-- Opening Marker --

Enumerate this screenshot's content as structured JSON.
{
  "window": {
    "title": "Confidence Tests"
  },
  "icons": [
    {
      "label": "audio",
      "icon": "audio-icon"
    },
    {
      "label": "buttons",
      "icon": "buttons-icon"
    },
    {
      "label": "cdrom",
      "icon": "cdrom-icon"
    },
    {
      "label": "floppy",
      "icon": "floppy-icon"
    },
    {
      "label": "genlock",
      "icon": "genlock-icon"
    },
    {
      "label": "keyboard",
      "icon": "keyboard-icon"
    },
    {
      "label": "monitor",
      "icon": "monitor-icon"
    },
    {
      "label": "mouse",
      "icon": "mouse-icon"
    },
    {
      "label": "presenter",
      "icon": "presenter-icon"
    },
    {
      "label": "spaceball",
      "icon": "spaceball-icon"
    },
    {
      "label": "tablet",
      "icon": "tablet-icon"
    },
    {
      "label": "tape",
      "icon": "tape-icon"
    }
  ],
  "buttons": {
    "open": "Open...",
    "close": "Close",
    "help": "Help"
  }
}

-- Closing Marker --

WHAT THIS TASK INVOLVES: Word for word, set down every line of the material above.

THE COMPLETED TASK:
Enumerate this screenshot's content as structured JSON.
{
  "window": {
    "title": "Confidence Tests"
  },
  "icons": [
    {
      "label": "audio",
      "icon": "audio-icon"
    },
    {
      "label": "buttons",
      "icon": "buttons-icon"
    },
    {
      "label": "cdrom",
      "icon": "cdrom-icon"
    },
    {
      "label": "floppy",
      "icon": "floppy-icon"
    },
    {
      "label": "genlock",
      "icon": "genlock-icon"
    },
    {
      "label": "keyboard",
      "icon": "keyboard-icon"
    },
    {
      "label": "monitor",
      "icon": "monitor-icon"
    },
    {
      "label": "mouse",
      "icon": "mouse-icon"
    },
    {
      "label": "presenter",
      "icon": "presenter-icon"
    },
    {
      "label": "spaceball",
      "icon": "spaceball-icon"
    },
    {
      "label": "tablet",
      "icon": "tablet-icon"
    },
    {
      "label": "tape",
      "icon": "tape-icon"
    }
  ],
  "buttons": {
    "open": "Open...",
    "close": "Close",
    "help": "Help"
  }
}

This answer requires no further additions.